Johannesburg - Within the next few years, Joburgers will be able to cycle or walk from Sandton to Alexandra, from Orlando to Noordgesig and from Rosebank to Sandton through Melrose Arch or Parkview.
These are part of the plans the City of Johannesburg is putting into place to change the face of transport in the city and to make it more cycle and pedestrian-friendly.
The city has been establishing cycling paths in many suburbs and has adopted a “complete streets” concept involving the establishment of separate lanes, new signage, lighting, street furniture, benches, proper pavements and cycling links to Rea Vaya stations to encourage the use of outdoor areas, business, entertainment and shopping nodes.
The city is also amending its technical road standards and planning requirements for roads to ensure that cycle and pedestrian lanes are catered for.
Parking requirements, traffic impact assessment studies and by-laws are also being looked into to ensure this can happen.
Daisy Dwango, City of Johannesburg director of planning and policy in the transport department, told a provincial cycling indaba earlier in April that less than two percent of all trips related to cycling.
This was because of safety concerns: Not only were bicycles stolen, but motorists disregarded cyclists and cycling was not perceived as being ‘cool’.
“The objective is to increase the use of an affordable transport system, especially for low-income earners and school and university students.”
“This would also decrease greenhouse gas emissions and result in healthier populations and better lifestyles,” she said.
The idea is to change people’s mindsets, especially younger people who usually plan to buy a car as soon as they can afford it.
In the first three corridors of freedom, which are being established in Empire-Perth, Louis Botha Avenue and Turffontein, cycle lanes have been planned.
The corridors of freedom are intended to revitalise declining inner-city nodes to higher-density, mixed-use communities with schools, clinics, retail and entertainment facilities within short walking or cycling distances.
An off-shoot of the cycling plan is that a network of community-based bike repair centres will be opened, thereby creating jobs. The Gauteng provincial government is also heavily involved with the non-motorised transport plans and is already distributing 3000 bicycles for school transport and 200 to a bike-sharing scheme.
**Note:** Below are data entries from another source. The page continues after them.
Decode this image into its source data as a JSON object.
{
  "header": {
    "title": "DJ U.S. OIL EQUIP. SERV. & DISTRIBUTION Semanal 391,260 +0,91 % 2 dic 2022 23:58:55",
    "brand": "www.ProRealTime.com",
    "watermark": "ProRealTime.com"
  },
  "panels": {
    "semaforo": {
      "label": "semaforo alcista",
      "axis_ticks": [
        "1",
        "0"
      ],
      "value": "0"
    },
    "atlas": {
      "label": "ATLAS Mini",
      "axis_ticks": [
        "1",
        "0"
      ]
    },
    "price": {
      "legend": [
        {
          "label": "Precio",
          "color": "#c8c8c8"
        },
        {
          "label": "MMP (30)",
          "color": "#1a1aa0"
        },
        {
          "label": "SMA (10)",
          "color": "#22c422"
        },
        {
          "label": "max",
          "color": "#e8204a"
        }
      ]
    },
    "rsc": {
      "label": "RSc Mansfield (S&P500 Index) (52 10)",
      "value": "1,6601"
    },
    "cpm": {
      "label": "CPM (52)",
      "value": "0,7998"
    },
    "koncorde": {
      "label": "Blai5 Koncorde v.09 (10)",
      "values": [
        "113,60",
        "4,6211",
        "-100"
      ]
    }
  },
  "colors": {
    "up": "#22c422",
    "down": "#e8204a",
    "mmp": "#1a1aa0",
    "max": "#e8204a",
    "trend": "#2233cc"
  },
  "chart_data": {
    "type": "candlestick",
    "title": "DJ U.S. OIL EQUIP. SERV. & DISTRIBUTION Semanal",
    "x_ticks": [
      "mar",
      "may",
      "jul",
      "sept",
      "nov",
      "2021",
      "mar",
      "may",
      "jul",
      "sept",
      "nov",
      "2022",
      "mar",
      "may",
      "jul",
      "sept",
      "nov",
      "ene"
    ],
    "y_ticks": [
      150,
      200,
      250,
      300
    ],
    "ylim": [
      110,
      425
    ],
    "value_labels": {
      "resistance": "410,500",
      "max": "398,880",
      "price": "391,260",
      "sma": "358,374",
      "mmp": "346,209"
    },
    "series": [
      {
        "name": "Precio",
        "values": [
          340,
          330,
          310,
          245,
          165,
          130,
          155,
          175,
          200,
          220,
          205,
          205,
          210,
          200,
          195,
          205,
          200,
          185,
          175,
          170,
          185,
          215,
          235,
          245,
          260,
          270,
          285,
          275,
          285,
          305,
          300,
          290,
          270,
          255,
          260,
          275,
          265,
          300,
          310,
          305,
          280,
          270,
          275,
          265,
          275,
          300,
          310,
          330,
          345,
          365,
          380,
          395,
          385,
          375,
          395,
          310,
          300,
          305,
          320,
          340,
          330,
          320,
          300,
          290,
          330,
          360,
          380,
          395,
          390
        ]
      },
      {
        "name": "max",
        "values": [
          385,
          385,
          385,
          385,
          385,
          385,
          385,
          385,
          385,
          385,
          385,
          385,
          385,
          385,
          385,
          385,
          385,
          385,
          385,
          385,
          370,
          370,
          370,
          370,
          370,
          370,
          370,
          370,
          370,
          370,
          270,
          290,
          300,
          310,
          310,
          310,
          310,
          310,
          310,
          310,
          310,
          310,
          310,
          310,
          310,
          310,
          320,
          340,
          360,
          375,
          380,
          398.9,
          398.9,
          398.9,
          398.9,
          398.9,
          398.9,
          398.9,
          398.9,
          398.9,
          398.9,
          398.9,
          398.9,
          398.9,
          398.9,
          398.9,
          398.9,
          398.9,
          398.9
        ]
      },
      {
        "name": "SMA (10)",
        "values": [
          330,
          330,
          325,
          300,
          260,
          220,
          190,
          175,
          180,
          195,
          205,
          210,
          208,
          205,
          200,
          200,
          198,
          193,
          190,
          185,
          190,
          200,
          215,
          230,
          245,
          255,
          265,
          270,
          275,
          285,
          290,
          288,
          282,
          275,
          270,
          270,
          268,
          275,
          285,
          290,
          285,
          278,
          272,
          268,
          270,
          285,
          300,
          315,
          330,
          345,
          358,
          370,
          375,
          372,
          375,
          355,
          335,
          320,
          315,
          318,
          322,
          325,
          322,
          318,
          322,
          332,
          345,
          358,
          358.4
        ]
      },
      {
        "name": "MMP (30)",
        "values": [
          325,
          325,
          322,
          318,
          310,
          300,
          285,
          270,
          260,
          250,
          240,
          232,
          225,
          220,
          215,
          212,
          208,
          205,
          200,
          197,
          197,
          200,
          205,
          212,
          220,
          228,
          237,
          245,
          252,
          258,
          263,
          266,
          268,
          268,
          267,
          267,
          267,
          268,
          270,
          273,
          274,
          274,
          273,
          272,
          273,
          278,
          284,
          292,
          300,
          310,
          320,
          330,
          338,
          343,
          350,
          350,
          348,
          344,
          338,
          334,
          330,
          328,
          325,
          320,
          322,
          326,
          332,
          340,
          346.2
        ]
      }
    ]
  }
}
At the indaba, Gauteng transport MEC Ismail Vadi said there would have to be additional and more serious enforcement by the Johannesburg metro police if the cycle paths were to succeed.
“The key to their success is rigid enforcement. If cyclists don’t perceive themselves to be safe in the paths, they will not work,” he said.
PLANNED CYCLE ROUTES
In Orlando, Soweto, a 5km route linking the Noordgesig and Orlando communities to 14 schools, two clinics, the stadium, five Rea Vaya stations, and two Metrorail stations is to be launched on April 25. In a recent project called Sovakalulam, 330 bicycles were handed out to pupils in the area.
The Great Walk in Alexandra will have cycle and walkways incorporating the new Rea Vaya route under construction through Orange Grove. The lanes will link the Longmeadow, Linbro Park and Marlboro stations and should be completed by June 2015.
A walking/cycling path from Alexandra to Sandton is planned, from Pan Africa along the BRT route to Sandton via Grayston over a dedicated bridge linking with Katherine Street, to be completed by January 2017.
The UJ/Wits corridor consisting of 15km from Auckland Park, linking the Rea Vaya route to UJ, Melville, through Braamfontein, ending at the Joburg Park Station is expected to be completed by June 2014. There will be a further 5km phase.
Other planned cycle routes are Ivory Park and Orange Farm, detailed designs of which will be released in June. Construction will start in 2015.
Rosebank to Sandton, with extensions to Melrose Arch and Parkview. The feasibility and detailed designs for the 20km route will be released in October 2014.